France is on high alert after last week's terrorist attack near the city Lyon, just six months after deadly Paris shootings. The attack have added new tensions to relations between French Jews and Muslims. France’s Jewish and Muslim communities also share a common heritage, though, and as far as one French rabbi is concerned, they are destined to be friends. From the Paris suburb of La Courneuve, Lisa Bryant reports about Rabbi Michel Serfaty and his friendship bus.
Video

Video Saudi Leaks Expose ‘Checkbook Diplomacy’ In Battle With Iran

Saudi Arabia’s willingness to wield its oil money on the global diplomatic stage appears to have been laid bare, after the website WikiLeaks published tens of thousands of leaked cables from Riyadh’s Ministry of Foreign Affairs. VOA's Henry Ridgwell reports.
Video

Video Nubians in Kenya Face Land Challenges

East Africa's ethnic Nubians have a rich cultural history that dates back thousands of years, but in Kenya they are facing hardships, including the loss of lands they have lived on for generations. They say the government has reneged on its pledge to award them title deeds for the plots. VOA's Lenny Ruvaga reports.
Video

Video Military Experts Question New Russian Tank Capabilities

Russia has been showing off its new tank design – the Armata T-14. Designers claim it is 20 years ahead of current Western designs - and driving it feels like playing a computer game. But military analysts question those assertions, and warn the cost could be too heavy a burden for Russia’s struggling economy. Henry Ridgwell reports.
Video

Video In Kenya, Police Said to Shoot First, Ask Questions Later
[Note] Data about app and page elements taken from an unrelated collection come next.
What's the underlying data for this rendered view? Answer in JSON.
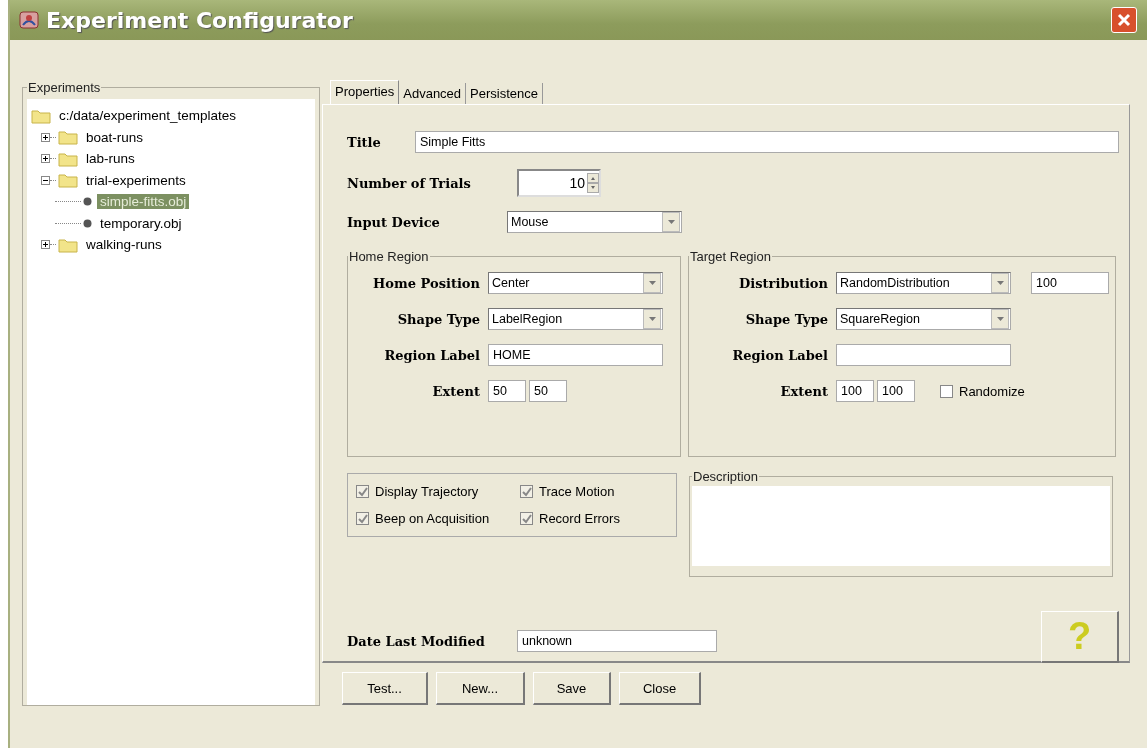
{
  "window": {
    "title": "Experiment Configurator"
  },
  "experiments": {
    "legend": "Experiments",
    "tree": [
      {
        "label": "c:/data/experiment_templates",
        "kind": "folder",
        "selected": false,
        "children": [
          {
            "label": "boat-runs",
            "kind": "folder",
            "expanded": false,
            "selected": false
          },
          {
            "label": "lab-runs",
            "kind": "folder",
            "expanded": false,
            "selected": false
          },
          {
            "label": "trial-experiments",
            "kind": "folder",
            "expanded": true,
            "selected": false,
            "children": [
              {
                "label": "simple-fitts.obj",
                "kind": "file",
                "selected": true
              },
              {
                "label": "temporary.obj",
                "kind": "file",
                "selected": false
              }
            ]
          },
          {
            "label": "walking-runs",
            "kind": "folder",
            "expanded": false,
            "selected": false
          }
        ]
      }
    ]
  },
  "tabs": [
    {
      "label": "Properties",
      "selected": true
    },
    {
      "label": "Advanced",
      "selected": false
    },
    {
      "label": "Persistence",
      "selected": false
    }
  ],
  "title": {
    "label": "Title",
    "value": "Simple Fitts"
  },
  "trials": {
    "label": "Number of Trials",
    "value": "10"
  },
  "input_device": {
    "label": "Input Device",
    "value": "Mouse"
  },
  "home_region": {
    "legend": "Home Region",
    "rows": [
      {
        "kind": "select",
        "label": "Home Position",
        "value": "Center"
      },
      {
        "kind": "select",
        "label": "Shape Type",
        "value": "LabelRegion"
      },
      {
        "kind": "text",
        "label": "Region Label",
        "value": "HOME"
      },
      {
        "kind": "extent",
        "label": "Extent",
        "values": [
          "50",
          "50"
        ]
      }
    ]
  },
  "target_region": {
    "legend": "Target Region",
    "rows": [
      {
        "kind": "select",
        "label": "Distribution",
        "value": "RandomDistribution",
        "extra": "100"
      },
      {
        "kind": "select",
        "label": "Shape Type",
        "value": "SquareRegion"
      },
      {
        "kind": "text",
        "label": "Region Label"
      },
      {
        "kind": "extent",
        "label": "Extent",
        "values": [
          "100",
          "100"
        ],
        "checkbox": {
          "label": "Randomize",
          "checked": false
        }
      }
    ]
  },
  "options": [
    {
      "label": "Display Trajectory",
      "checked": true
    },
    {
      "label": "Trace Motion",
      "checked": true
    },
    {
      "label": "Beep on Acquisition",
      "checked": true
    },
    {
      "label": "Record Errors",
      "checked": true
    }
  ],
  "description": {
    "legend": "Description"
  },
  "date_modified": {
    "label": "Date Last Modified",
    "value": "unknown"
  },
  "help": {
    "symbol": "?"
  },
  "buttons": [
    "Test...",
    "New...",
    "Save",
    "Close"
  ]
}
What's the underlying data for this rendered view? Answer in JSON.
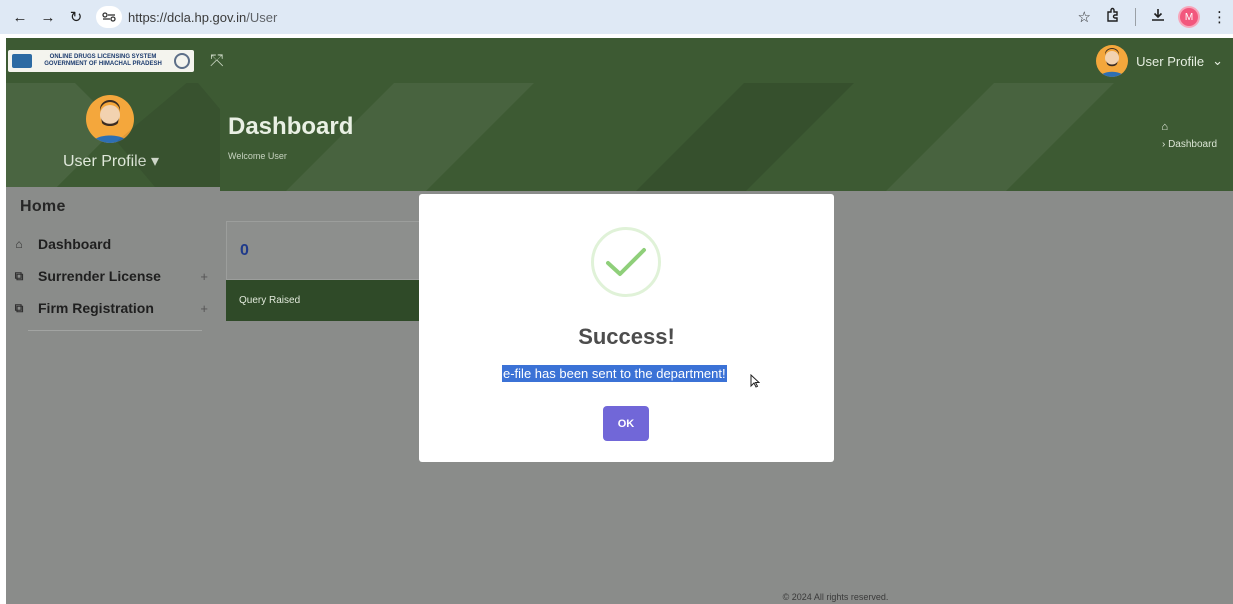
{
  "browser": {
    "url_host": "https://dcla.hp.gov.in",
    "url_path": "/User",
    "profile_initial": "M"
  },
  "topnav": {
    "logo_line1": "ONLINE DRUGS LICENSING SYSTEM",
    "logo_line2": "GOVERNMENT OF HIMACHAL PRADESH",
    "profile_label": "User Profile"
  },
  "sidebar": {
    "user_label": "User Profile",
    "section_heading": "Home",
    "items": [
      {
        "label": "Dashboard",
        "icon": "home-icon",
        "expandable": false
      },
      {
        "label": "Surrender License",
        "icon": "copy-icon",
        "expandable": true
      },
      {
        "label": "Firm Registration",
        "icon": "copy-icon",
        "expandable": true
      }
    ]
  },
  "banner": {
    "title": "Dashboard",
    "subtitle": "Welcome User",
    "breadcrumb": "Dashboard"
  },
  "card": {
    "count": "0",
    "label": "Query Raised"
  },
  "footer": {
    "text": "© 2024 All rights reserved."
  },
  "modal": {
    "title": "Success!",
    "message": "e-file has been sent to the department!",
    "ok_label": "OK"
  },
  "colors": {
    "header_green": "#3d5a33",
    "overlay_grey": "#8a8c8a",
    "ok_button": "#7167d8",
    "selection_blue": "#3b72d6",
    "success_check": "#8fcf7a"
  }
}
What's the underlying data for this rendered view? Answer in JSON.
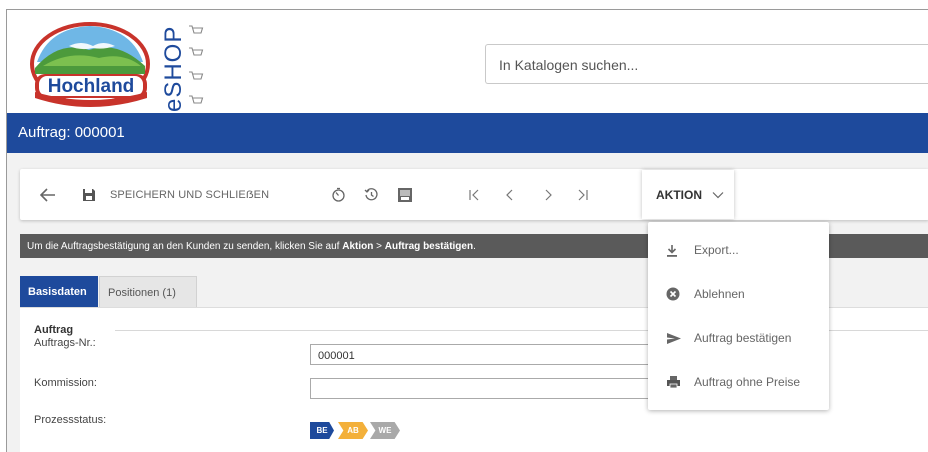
{
  "brand": {
    "logo_text": "Hochland",
    "eshop_text": "eSHOP"
  },
  "search": {
    "placeholder": "In Katalogen suchen..."
  },
  "header": {
    "title": "Auftrag: 000001"
  },
  "toolbar": {
    "save_label": "SPEICHERN UND SCHLIEẞEN",
    "action_label": "AKTION"
  },
  "info": {
    "prefix": "Um die Auftragsbestätigung an den Kunden zu senden, klicken Sie auf ",
    "bold1": "Aktion",
    "separator": " > ",
    "bold2": "Auftrag bestätigen",
    "suffix": "."
  },
  "tabs": [
    {
      "label": "Basisdaten",
      "active": true
    },
    {
      "label": "Positionen (1)",
      "active": false
    }
  ],
  "form": {
    "section_title": "Auftrag",
    "order_no_label": "Auftrags-Nr.:",
    "order_no_value": "000001",
    "commission_label": "Kommission:",
    "commission_value": "",
    "status_label": "Prozessstatus:",
    "status_steps": [
      {
        "label": "BE",
        "color": "#1e4a9c"
      },
      {
        "label": "AB",
        "color": "#f3b03a"
      },
      {
        "label": "WE",
        "color": "#a9a9a9"
      }
    ]
  },
  "action_menu": {
    "items": [
      {
        "label": "Export...",
        "icon": "download-icon"
      },
      {
        "label": "Ablehnen",
        "icon": "reject-circle-icon"
      },
      {
        "label": "Auftrag bestätigen",
        "icon": "send-icon"
      },
      {
        "label": "Auftrag ohne Preise",
        "icon": "print-icon"
      }
    ]
  },
  "colors": {
    "brand_blue": "#1e4a9c",
    "logo_red": "#c8332b",
    "info_bar": "#5a5a5a"
  }
}
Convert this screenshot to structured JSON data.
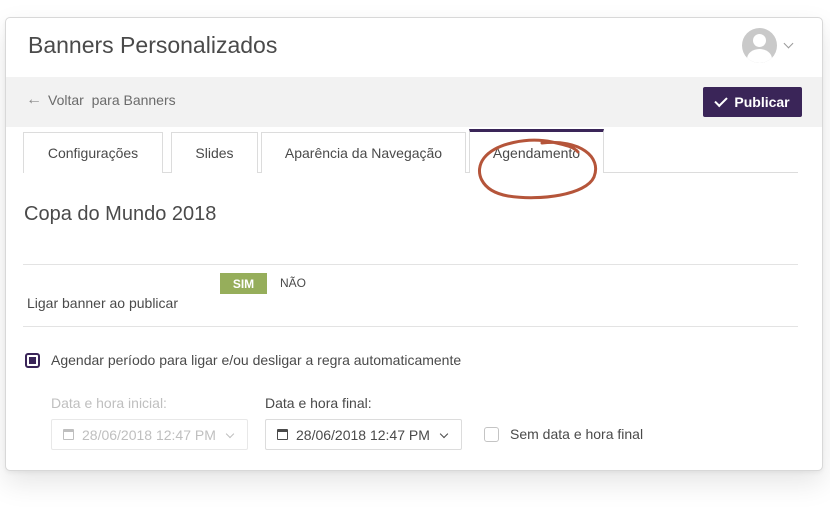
{
  "header": {
    "title": "Banners Personalizados"
  },
  "toolbar": {
    "back_label": "Voltar  para Banners",
    "publish_label": "Publicar"
  },
  "tabs": [
    {
      "label": "Configurações",
      "active": false
    },
    {
      "label": "Slides",
      "active": false
    },
    {
      "label": "Aparência da Navegação",
      "active": false
    },
    {
      "label": "Agendamento",
      "active": true
    }
  ],
  "section": {
    "title": "Copa do Mundo 2018"
  },
  "publish_toggle": {
    "label": "Ligar banner ao publicar",
    "on_label": "SIM",
    "off_label": "NÃO",
    "value": "SIM"
  },
  "schedule": {
    "checkbox_label": "Agendar período para ligar e/ou desligar a regra automaticamente",
    "checked": true,
    "start": {
      "label": "Data e hora inicial:",
      "value": "28/06/2018 12:47 PM",
      "disabled": true
    },
    "end": {
      "label": "Data e hora final:",
      "value": "28/06/2018 12:47 PM",
      "disabled": false
    },
    "no_end_label": "Sem data e hora final",
    "no_end_checked": false
  },
  "colors": {
    "accent": "#3a2558",
    "toggle_on": "#96ae5b",
    "annotation": "#b5553a"
  }
}
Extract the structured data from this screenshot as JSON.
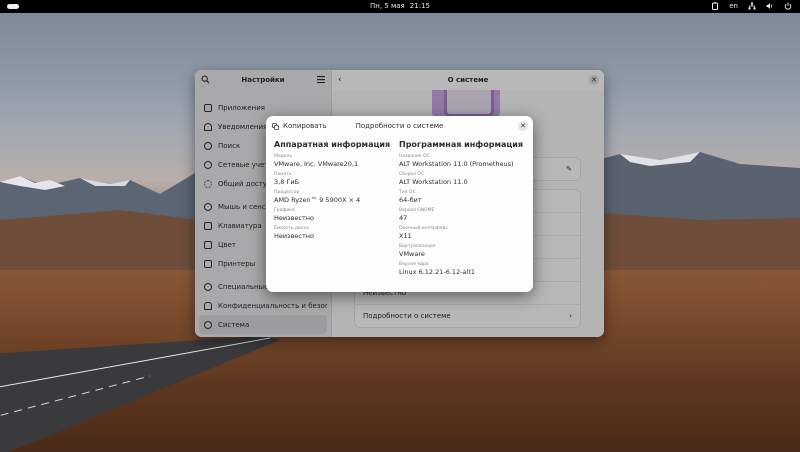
{
  "topbar": {
    "date": "Пн, 5 мая",
    "time": "21:15",
    "keyboard_layout": "en",
    "icons": [
      "clipboard-icon",
      "network-icon",
      "volume-icon",
      "power-icon"
    ]
  },
  "settings": {
    "sidebar_title": "Настройки",
    "items": [
      {
        "label": "Приложения",
        "icon": "apps-icon"
      },
      {
        "label": "Уведомления",
        "icon": "bell-icon"
      },
      {
        "label": "Поиск",
        "icon": "search-icon"
      },
      {
        "label": "Сетевые учетные записи",
        "icon": "online-accounts-icon"
      },
      {
        "label": "Общий доступ",
        "icon": "share-icon"
      },
      {
        "label": "Мышь и сенсорная панель",
        "icon": "mouse-icon"
      },
      {
        "label": "Клавиатура",
        "icon": "keyboard-icon"
      },
      {
        "label": "Цвет",
        "icon": "color-icon"
      },
      {
        "label": "Принтеры",
        "icon": "printer-icon"
      },
      {
        "label": "Специальные возможности",
        "icon": "accessibility-icon"
      },
      {
        "label": "Конфиденциальность и безопасность",
        "icon": "privacy-icon"
      },
      {
        "label": "Система",
        "icon": "system-icon"
      }
    ],
    "main_title": "О системе",
    "rows": {
      "unknown": "Неизвестно",
      "details": "Подробности о системе"
    }
  },
  "dialog": {
    "copy_label": "Копировать",
    "title": "Подробности о системе",
    "hardware": {
      "heading": "Аппаратная информация",
      "fields": [
        {
          "label": "Модель",
          "value": "VMware, Inc. VMware20,1"
        },
        {
          "label": "Память",
          "value": "3,8 ГиБ"
        },
        {
          "label": "Процессор",
          "value": "AMD Ryzen™ 9 5900X × 4"
        },
        {
          "label": "Графика",
          "value": "Неизвестно"
        },
        {
          "label": "Ёмкость диска",
          "value": "Неизвестно"
        }
      ]
    },
    "software": {
      "heading": "Программная информация",
      "fields": [
        {
          "label": "Название ОС",
          "value": "ALT Workstation 11.0 (Prometheus)"
        },
        {
          "label": "Сборка ОС",
          "value": "ALT Workstation 11.0"
        },
        {
          "label": "Тип ОС",
          "value": "64-бит"
        },
        {
          "label": "Версия GNOME",
          "value": "47"
        },
        {
          "label": "Оконный интерфейс",
          "value": "X11"
        },
        {
          "label": "Виртуализация",
          "value": "VMware"
        },
        {
          "label": "Версия ядра",
          "value": "Linux 6.12.21-6.12-alt1"
        }
      ]
    }
  }
}
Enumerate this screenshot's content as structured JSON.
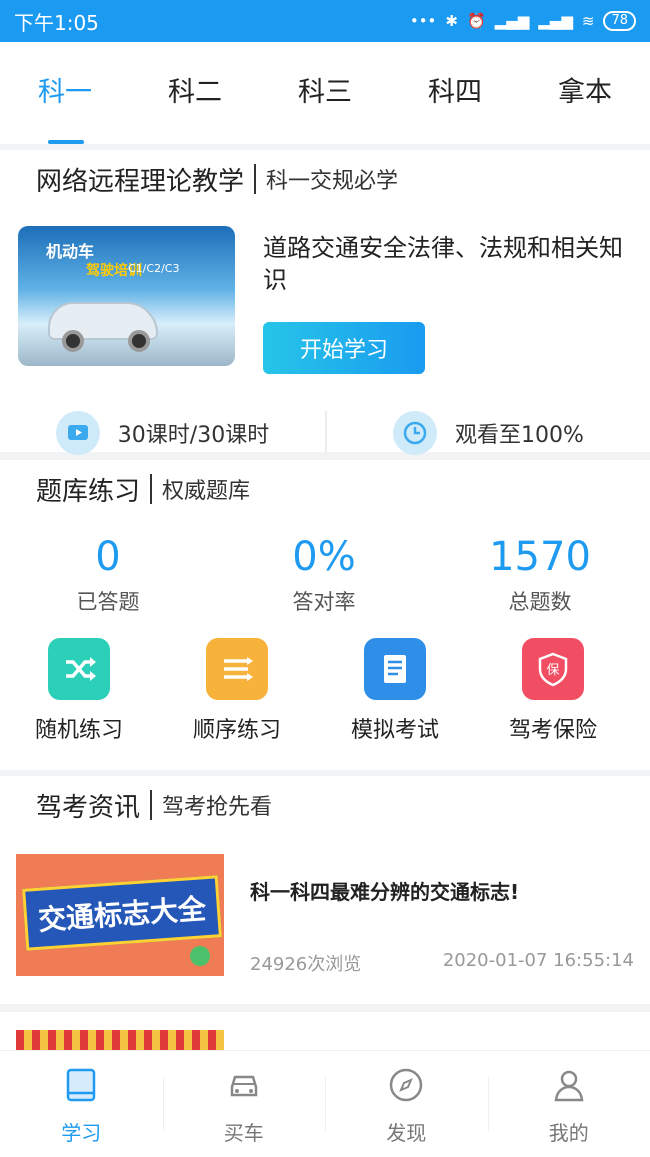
{
  "status_bar": {
    "time": "下午1:05",
    "battery": "78"
  },
  "tabs": [
    {
      "label": "科一",
      "active": true
    },
    {
      "label": "科二",
      "active": false
    },
    {
      "label": "科三",
      "active": false
    },
    {
      "label": "科四",
      "active": false
    },
    {
      "label": "拿本",
      "active": false
    }
  ],
  "theory": {
    "title": "网络远程理论教学",
    "subtitle": "科一交规必学",
    "thumb_text_1": "机动车",
    "thumb_text_2": "驾驶培训",
    "thumb_text_3": "C1/C2/C3",
    "course_title": "道路交通安全法律、法规和相关知识",
    "start_label": "开始学习",
    "lessons": "30课时/30课时",
    "watched": "观看至100%"
  },
  "bank": {
    "title": "题库练习",
    "subtitle": "权威题库",
    "stats": [
      {
        "value": "0",
        "label": "已答题"
      },
      {
        "value": "0%",
        "label": "答对率"
      },
      {
        "value": "1570",
        "label": "总题数"
      }
    ],
    "tools": [
      {
        "label": "随机练习",
        "icon": "shuffle-icon",
        "color": "#2ccfb7"
      },
      {
        "label": "顺序练习",
        "icon": "list-order-icon",
        "color": "#f7b23b"
      },
      {
        "label": "模拟考试",
        "icon": "document-icon",
        "color": "#2f8fe8"
      },
      {
        "label": "驾考保险",
        "icon": "shield-icon",
        "color": "#f14d63"
      }
    ]
  },
  "news": {
    "title": "驾考资讯",
    "subtitle": "驾考抢先看",
    "items": [
      {
        "thumb_text": "交通标志大全",
        "title": "科一科四最难分辨的交通标志!",
        "views": "24926次浏览",
        "date": "2020-01-07 16:55:14"
      }
    ]
  },
  "bottom_nav": [
    {
      "label": "学习",
      "icon": "book-icon",
      "active": true
    },
    {
      "label": "买车",
      "icon": "car-icon",
      "active": false
    },
    {
      "label": "发现",
      "icon": "compass-icon",
      "active": false
    },
    {
      "label": "我的",
      "icon": "user-icon",
      "active": false
    }
  ],
  "colors": {
    "accent": "#1e9bf0",
    "status_bar": "#1b9af2"
  }
}
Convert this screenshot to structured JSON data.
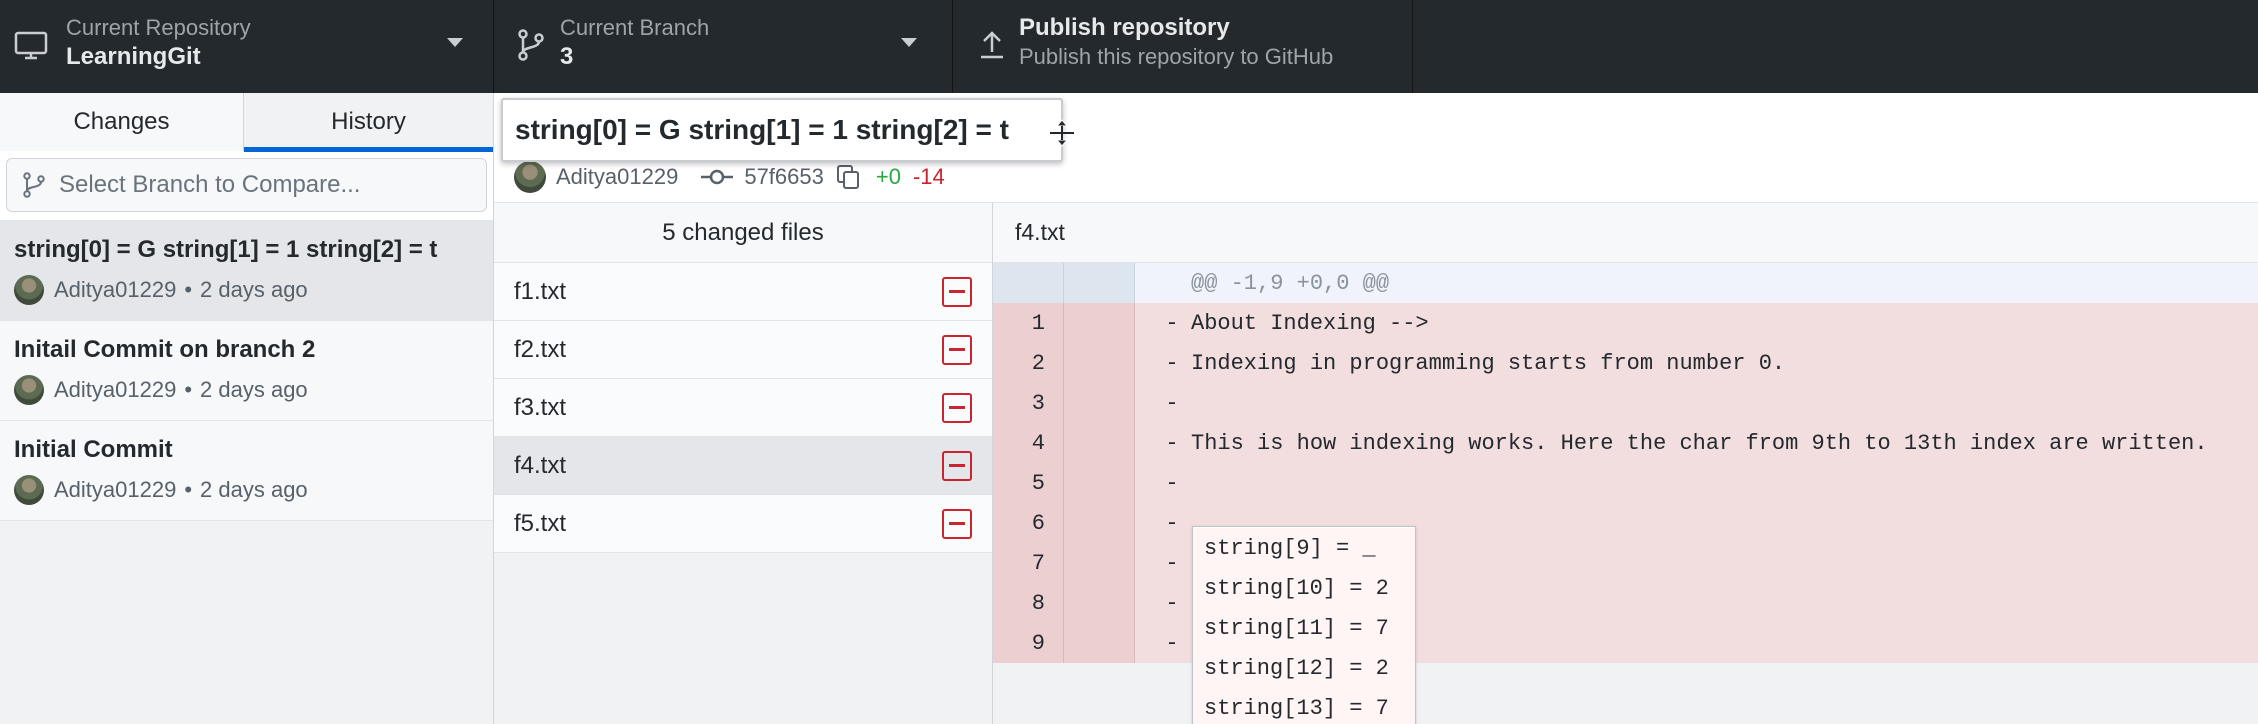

An organization that documents torture and extrajudicial killings says Kenyan police were responsible for 1,252 shooting deaths in five cities, including Nairobi, between 2009 and 2014, representing 67 percent of all gun deaths in the areas reviewed. Gabe Joselow has more from Nairobi.

VOA Blogs